▶ **Work to be completed**
Go through the records and report each line in which the word "History" occurs.

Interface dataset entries

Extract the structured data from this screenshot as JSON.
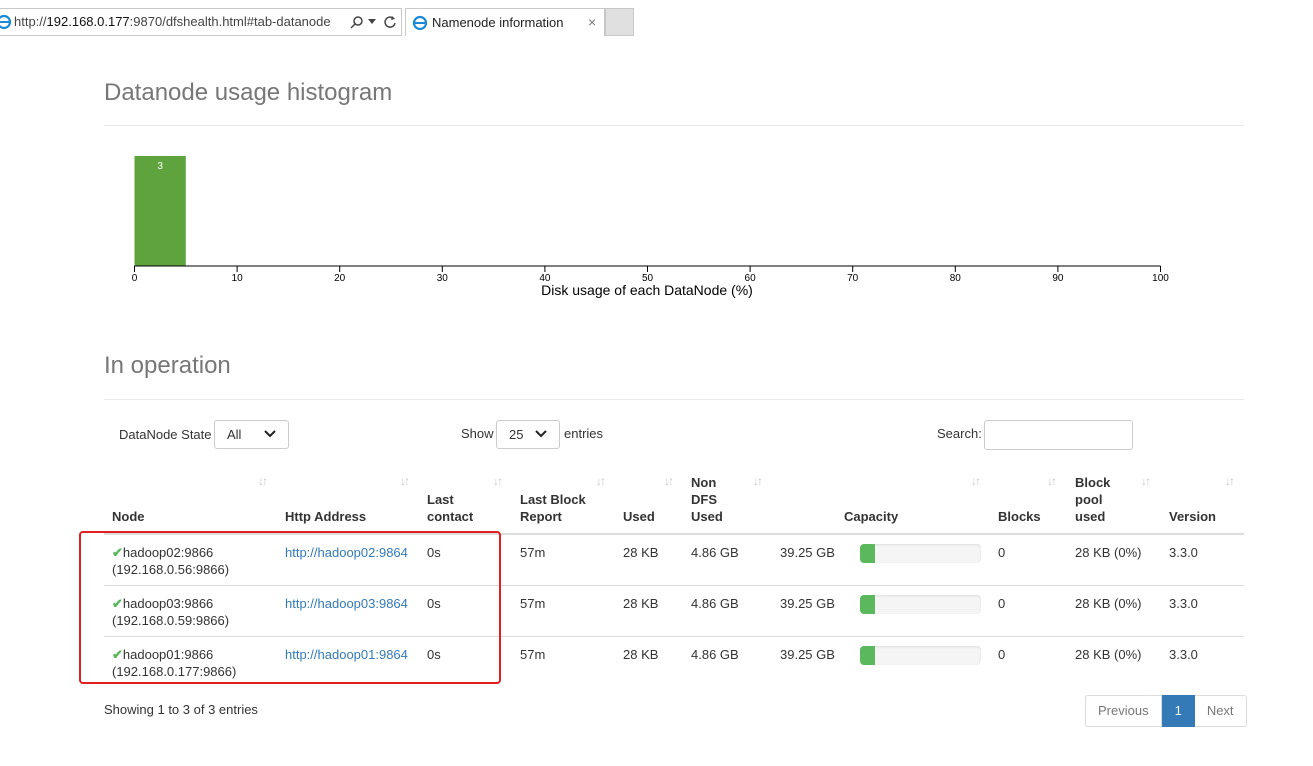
{
  "browser": {
    "url_prefix": "http://",
    "url_host": "192.168.0.177",
    "url_rest": ":9870/dfshealth.html#tab-datanode",
    "tab_title": "Namenode information",
    "tab_close": "×"
  },
  "histogram": {
    "heading": "Datanode usage histogram",
    "chart_data": {
      "type": "bar",
      "xlabel": "Disk usage of each DataNode (%)",
      "ylabel": "",
      "xlim": [
        0,
        100
      ],
      "xticks": [
        0,
        10,
        20,
        30,
        40,
        50,
        60,
        70,
        80,
        90,
        100
      ],
      "bins": [
        {
          "x0": 0,
          "x1": 5,
          "count": 3
        }
      ],
      "bar_color": "#5fa33e"
    }
  },
  "operation": {
    "heading": "In operation",
    "state_label": "DataNode State",
    "state_value": "All",
    "show_label": "Show",
    "show_value": "25",
    "entries_label": "entries",
    "search_label": "Search:",
    "search_value": ""
  },
  "table": {
    "headers": {
      "node": "Node",
      "http": "Http Address",
      "last_contact_1": "Last",
      "last_contact_2": "contact",
      "last_block_1": "Last Block",
      "last_block_2": "Report",
      "used": "Used",
      "non_dfs_1": "Non",
      "non_dfs_2": "DFS",
      "non_dfs_3": "Used",
      "capacity": "Capacity",
      "blocks": "Blocks",
      "pool_1": "Block",
      "pool_2": "pool",
      "pool_3": "used",
      "version": "Version"
    },
    "rows": [
      {
        "node": "hadoop02:9866",
        "ip": "(192.168.0.56:9866)",
        "http": "http://hadoop02:9864",
        "last_contact": "0s",
        "last_block": "57m",
        "used": "28 KB",
        "non_dfs": "4.86 GB",
        "capacity": "39.25 GB",
        "capacity_used_fraction": 0.12,
        "blocks": "0",
        "pool": "28 KB (0%)",
        "version": "3.3.0"
      },
      {
        "node": "hadoop03:9866",
        "ip": "(192.168.0.59:9866)",
        "http": "http://hadoop03:9864",
        "last_contact": "0s",
        "last_block": "57m",
        "used": "28 KB",
        "non_dfs": "4.86 GB",
        "capacity": "39.25 GB",
        "capacity_used_fraction": 0.12,
        "blocks": "0",
        "pool": "28 KB (0%)",
        "version": "3.3.0"
      },
      {
        "node": "hadoop01:9866",
        "ip": "(192.168.0.177:9866)",
        "http": "http://hadoop01:9864",
        "last_contact": "0s",
        "last_block": "57m",
        "used": "28 KB",
        "non_dfs": "4.86 GB",
        "capacity": "39.25 GB",
        "capacity_used_fraction": 0.12,
        "blocks": "0",
        "pool": "28 KB (0%)",
        "version": "3.3.0"
      }
    ],
    "status_icon": "check-icon",
    "highlight_color": "#e02020"
  },
  "footer": {
    "info": "Showing 1 to 3 of 3 entries",
    "previous": "Previous",
    "page": "1",
    "next": "Next"
  }
}
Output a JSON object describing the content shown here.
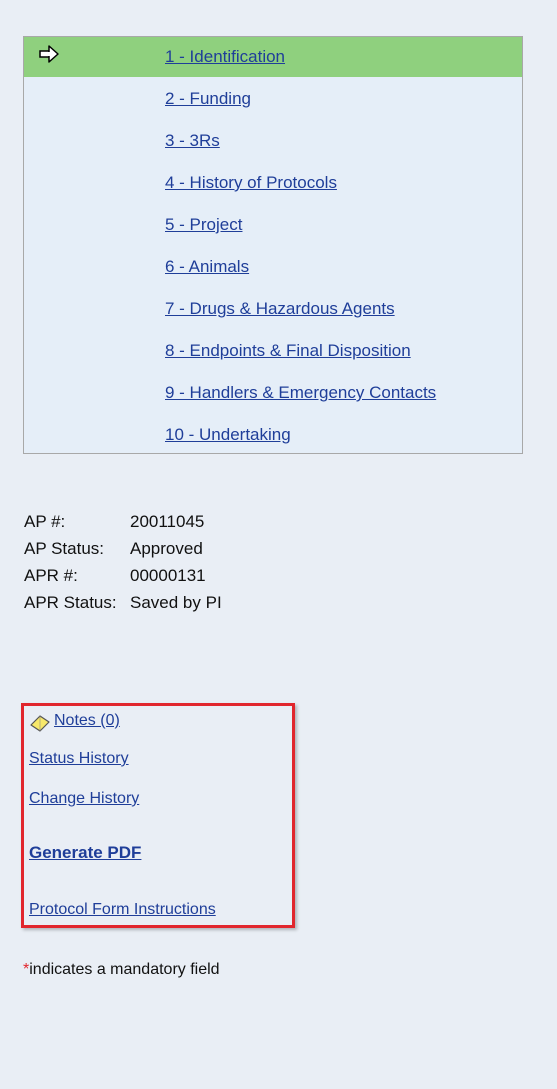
{
  "nav": {
    "items": [
      {
        "label": "1 - Identification",
        "current": true
      },
      {
        "label": "2 - Funding"
      },
      {
        "label": "3 - 3Rs"
      },
      {
        "label": "4 - History of Protocols"
      },
      {
        "label": "5 - Project"
      },
      {
        "label": "6 - Animals"
      },
      {
        "label": "7 - Drugs & Hazardous Agents"
      },
      {
        "label": "8 - Endpoints & Final Disposition"
      },
      {
        "label": "9 - Handlers & Emergency Contacts"
      },
      {
        "label": "10 - Undertaking"
      }
    ],
    "current_icon": "arrow-right-icon",
    "current_color": "#8fd07e"
  },
  "info": {
    "ap_number_label": "AP #:",
    "ap_number_value": "20011045",
    "ap_status_label": "AP Status:",
    "ap_status_value": "Approved",
    "apr_number_label": "APR #:",
    "apr_number_value": "00000131",
    "apr_status_label": "APR Status:",
    "apr_status_value": "Saved by PI"
  },
  "links": {
    "notes_label": "Notes (0)",
    "notes_icon": "note-icon",
    "status_history_label": "Status History",
    "change_history_label": "Change History",
    "generate_pdf_label": "Generate PDF",
    "instructions_label": "Protocol Form Instructions",
    "highlight_color": "#e1262d"
  },
  "footnote": {
    "star": "*",
    "text": "indicates a mandatory field"
  }
}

▶ **Exercise result**
        "label": "4 - History of Protocols"
    "status_history_label": "Status History",
    "change_history_label": "Change History",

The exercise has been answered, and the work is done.